Communication - Part 4: What’s it all about and How to Enhance it

Learn to create a sense of “us against the problem” rather than a “me against you” mentality!

At this point, you might be ready to move on from communication and we’ll definitely get there, but one more round is due before switching topics. Feel free to look back on Parts 1, 2, and 3 if needed [INSERT HYPERLINKS], but for now we are going to wrap up in part 4. If you’ll recall, we covered The Four Horsemen according to the Gottman Institute, which describe criticism, contempt, defensiveness, and stonewalling as they occur within relationships. Let’s now turn our attention to address how to repair these culprits as they appear in communication.

First up, criticism: the weaponized attack on our partner’s character. If this Horseman shows up, you can repair this behavior by describing your feelings. So, instead of saying “You’re lazy and you never help out!”, try to rephrase it with how you feel. For example, “It frustrates me when you don’t take out the trash because I thought we had agreed on who is responsible for what chores. I really need help around the house, please.” By utilizing the previously learned I-Statements, we effectively create what The Gottman Institute calls a softened start-up (Lisitsa, n.d.). These softened start-ups take away the corrosive blame, negativity, and judgment to promote positive expressions of needs.

Next is contempt: the priggish attack that is mean, disrespectful, full of mockery and ridicule. Those scoffing remarks with the hard eye rolls of disgust are detrimental to the point that this horseman is easily the greatest predictor of divorce. How then does one address this horseman to repair it? The easiest step is to utilize the aforementioned softened start-up so that you can effectively express your needs and desires. Then, allow yourself to focus on the friendship within the relationship itself by building mutual fondness & admiration with one another (Lisitsa, n.d.). Fondness is a description of affection and liking one another whereas admiration is a feeling of respect and warm regard for your partner. This may sound a lot like sharing what you enjoy about your partner and your appreciation for what they do and who they are as a person. Building mutual fondness & admiration helps to overcome the negative sentiment that pervades the relationship when contempt is present.

Don’t they say the best offense is a better defense? While that might apply to sports, it definitely isn’t helpful in the field of relationships. In relationships, think of defensiveness as the lineman ready to push back against criticisms with excuses or a goalie blocking it by diverting the blame back to the kicker. None of these images produce a picture of a loving, peaceful interaction. Might this be how it feels when these horsemen show up in your relationship? Rather than strap on those defensive pads, take a step back and allow yourself to accept responsibility for what’s happened. Identify your role in the conflict, acknowledge what went wrong, and how it affected your partner. Then you will be able to work together as a team to change the situation.
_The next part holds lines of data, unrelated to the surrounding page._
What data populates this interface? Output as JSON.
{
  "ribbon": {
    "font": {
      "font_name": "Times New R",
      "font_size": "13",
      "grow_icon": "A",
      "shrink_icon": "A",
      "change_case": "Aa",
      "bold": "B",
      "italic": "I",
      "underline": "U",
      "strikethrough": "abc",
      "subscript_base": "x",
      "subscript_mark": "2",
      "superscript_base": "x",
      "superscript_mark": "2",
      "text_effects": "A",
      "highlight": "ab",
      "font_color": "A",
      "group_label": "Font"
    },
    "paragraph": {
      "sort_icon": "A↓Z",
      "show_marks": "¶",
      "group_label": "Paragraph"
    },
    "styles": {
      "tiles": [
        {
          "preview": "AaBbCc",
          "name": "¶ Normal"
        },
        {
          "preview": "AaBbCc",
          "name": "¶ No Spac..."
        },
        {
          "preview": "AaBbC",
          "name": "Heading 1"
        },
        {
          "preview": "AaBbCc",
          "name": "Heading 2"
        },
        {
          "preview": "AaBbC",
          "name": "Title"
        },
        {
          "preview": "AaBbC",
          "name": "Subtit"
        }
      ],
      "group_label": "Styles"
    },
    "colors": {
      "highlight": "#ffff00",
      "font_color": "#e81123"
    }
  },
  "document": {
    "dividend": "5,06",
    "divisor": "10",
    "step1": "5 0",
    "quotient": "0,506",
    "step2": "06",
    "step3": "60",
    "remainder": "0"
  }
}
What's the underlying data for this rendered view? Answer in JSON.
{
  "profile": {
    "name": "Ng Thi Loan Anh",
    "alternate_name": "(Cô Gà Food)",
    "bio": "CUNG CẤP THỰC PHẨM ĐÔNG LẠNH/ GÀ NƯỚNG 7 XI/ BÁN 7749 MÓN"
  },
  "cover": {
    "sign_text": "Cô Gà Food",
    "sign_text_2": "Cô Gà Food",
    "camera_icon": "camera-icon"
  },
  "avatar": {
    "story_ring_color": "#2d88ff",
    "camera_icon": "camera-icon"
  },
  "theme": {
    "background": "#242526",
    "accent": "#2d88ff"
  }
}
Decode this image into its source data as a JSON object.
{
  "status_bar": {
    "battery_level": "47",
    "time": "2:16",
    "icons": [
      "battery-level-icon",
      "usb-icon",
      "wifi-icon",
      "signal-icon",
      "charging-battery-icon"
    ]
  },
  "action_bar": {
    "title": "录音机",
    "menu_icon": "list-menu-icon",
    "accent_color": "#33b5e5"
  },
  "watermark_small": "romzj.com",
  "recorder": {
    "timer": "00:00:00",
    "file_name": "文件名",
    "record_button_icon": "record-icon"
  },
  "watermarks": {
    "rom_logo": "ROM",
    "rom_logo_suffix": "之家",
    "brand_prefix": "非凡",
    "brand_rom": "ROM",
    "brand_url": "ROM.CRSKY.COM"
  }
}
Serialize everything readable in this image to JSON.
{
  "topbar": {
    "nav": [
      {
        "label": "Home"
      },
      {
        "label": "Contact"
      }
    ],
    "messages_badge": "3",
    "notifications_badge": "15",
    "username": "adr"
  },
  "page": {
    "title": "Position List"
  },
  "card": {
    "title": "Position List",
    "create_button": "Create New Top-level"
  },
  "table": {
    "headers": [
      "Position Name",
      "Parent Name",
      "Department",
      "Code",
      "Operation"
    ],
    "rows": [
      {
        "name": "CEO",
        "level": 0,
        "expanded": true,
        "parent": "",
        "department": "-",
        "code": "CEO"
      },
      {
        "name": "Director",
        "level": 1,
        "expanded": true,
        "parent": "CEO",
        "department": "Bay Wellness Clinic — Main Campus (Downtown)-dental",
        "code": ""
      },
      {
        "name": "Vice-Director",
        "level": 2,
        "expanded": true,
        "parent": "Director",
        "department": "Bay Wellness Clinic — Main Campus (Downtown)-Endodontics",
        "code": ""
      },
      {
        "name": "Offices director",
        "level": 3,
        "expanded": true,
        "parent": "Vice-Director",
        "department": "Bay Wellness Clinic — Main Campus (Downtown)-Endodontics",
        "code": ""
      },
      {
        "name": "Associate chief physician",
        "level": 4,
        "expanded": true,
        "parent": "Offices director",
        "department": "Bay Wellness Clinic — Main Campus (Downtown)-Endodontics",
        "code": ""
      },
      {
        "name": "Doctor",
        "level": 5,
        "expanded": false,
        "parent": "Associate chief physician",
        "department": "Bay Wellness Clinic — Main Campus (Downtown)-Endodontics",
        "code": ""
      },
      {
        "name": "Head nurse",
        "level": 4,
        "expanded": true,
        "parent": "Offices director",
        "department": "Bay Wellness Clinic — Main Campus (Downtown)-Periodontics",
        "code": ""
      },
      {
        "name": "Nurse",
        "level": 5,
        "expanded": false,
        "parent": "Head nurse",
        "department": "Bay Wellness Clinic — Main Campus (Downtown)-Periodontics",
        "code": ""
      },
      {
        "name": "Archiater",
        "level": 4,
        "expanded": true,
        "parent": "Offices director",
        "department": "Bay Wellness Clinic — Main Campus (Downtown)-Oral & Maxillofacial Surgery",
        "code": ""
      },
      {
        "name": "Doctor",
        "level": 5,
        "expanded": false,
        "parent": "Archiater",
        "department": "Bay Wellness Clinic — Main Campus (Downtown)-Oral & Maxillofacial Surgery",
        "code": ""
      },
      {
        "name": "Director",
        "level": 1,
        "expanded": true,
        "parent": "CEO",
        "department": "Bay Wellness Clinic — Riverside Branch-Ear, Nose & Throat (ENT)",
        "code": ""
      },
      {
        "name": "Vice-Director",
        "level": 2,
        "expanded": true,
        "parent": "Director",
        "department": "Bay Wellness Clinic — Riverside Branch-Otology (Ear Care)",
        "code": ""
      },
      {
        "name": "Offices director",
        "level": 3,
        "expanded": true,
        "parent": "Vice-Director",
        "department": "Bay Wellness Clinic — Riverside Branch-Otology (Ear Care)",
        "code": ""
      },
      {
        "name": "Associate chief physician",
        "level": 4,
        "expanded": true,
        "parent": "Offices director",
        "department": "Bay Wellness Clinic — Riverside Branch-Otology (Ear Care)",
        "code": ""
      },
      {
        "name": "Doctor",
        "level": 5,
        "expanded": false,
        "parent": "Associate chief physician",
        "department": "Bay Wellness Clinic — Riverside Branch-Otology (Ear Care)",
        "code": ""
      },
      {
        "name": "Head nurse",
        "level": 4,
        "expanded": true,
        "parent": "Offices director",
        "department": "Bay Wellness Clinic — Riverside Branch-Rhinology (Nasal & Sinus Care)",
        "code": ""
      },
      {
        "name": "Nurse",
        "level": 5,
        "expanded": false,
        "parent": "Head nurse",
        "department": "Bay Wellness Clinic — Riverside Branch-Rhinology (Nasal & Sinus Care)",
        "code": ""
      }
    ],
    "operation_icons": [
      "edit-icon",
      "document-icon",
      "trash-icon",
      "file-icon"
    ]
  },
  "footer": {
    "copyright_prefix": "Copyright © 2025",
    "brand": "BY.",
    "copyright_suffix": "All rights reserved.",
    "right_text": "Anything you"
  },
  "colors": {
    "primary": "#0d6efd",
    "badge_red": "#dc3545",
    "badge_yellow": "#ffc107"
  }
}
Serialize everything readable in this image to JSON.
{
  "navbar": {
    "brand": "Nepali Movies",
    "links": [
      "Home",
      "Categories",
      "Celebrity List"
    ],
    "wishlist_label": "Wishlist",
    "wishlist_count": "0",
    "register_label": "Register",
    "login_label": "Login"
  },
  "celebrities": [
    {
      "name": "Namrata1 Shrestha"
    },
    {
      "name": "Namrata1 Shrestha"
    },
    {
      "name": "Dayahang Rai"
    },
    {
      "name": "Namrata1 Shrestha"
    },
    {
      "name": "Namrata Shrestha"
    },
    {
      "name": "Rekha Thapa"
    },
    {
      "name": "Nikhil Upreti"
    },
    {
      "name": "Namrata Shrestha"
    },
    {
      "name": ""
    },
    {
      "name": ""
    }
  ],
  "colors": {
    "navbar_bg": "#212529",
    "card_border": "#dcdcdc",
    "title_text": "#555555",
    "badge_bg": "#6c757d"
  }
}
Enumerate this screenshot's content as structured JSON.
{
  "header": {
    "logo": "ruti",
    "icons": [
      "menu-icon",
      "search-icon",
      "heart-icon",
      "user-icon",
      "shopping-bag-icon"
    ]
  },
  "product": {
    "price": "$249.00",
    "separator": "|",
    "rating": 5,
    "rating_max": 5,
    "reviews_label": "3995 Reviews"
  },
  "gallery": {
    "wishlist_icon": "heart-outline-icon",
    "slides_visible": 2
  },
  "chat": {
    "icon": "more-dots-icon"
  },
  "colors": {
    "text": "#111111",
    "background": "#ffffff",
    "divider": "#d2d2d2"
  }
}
Do you find yourself shutting down and disengaging with your partner? If so, you’re likely experiencing stonewalling, which is a typical reaction of becoming unresponsive, especially when expressions of contempt are being hurled at you. This unhelpful coping skill is typically employed when we feel emotionally flooded and overwhelmed. A healthier way of coping in these situations is to intentionally disengage from the situation by requesting a time-out. This time away will allow you (and your partner) to self-soothe and reset to return to the conversation with a more productive and engaged presence. It’s important to remember to not ruminate but rather engage in activities that are calming during the time-out. 

The Four Horsemen are unhealthy and unhelpful for relationships, but they don’t have to be persistent. By applying the aforementioned skills to overcome criticism, contempt, defensiveness, and stonewalling, you can create a sense of “us against the problem” rather than a “me against you” mentality. And, if we’re being honest, it feels good when we know our person has our back while we have theirs. If you’re interested in learning how to improve these skills in your relationship, reach out to connect with one of our therapists in your area!

Lisitsa, E. (n.d.). How to fight smarter: Soften your start-up. In The Gottman Institute A Research-Based Approach To Relationships. Retrieved from

Lisitsa, E. (n.d.). The Four Horsemen: Contempt. In The Gottman Institute A Research-Based Approach To Relationships. Retrieved from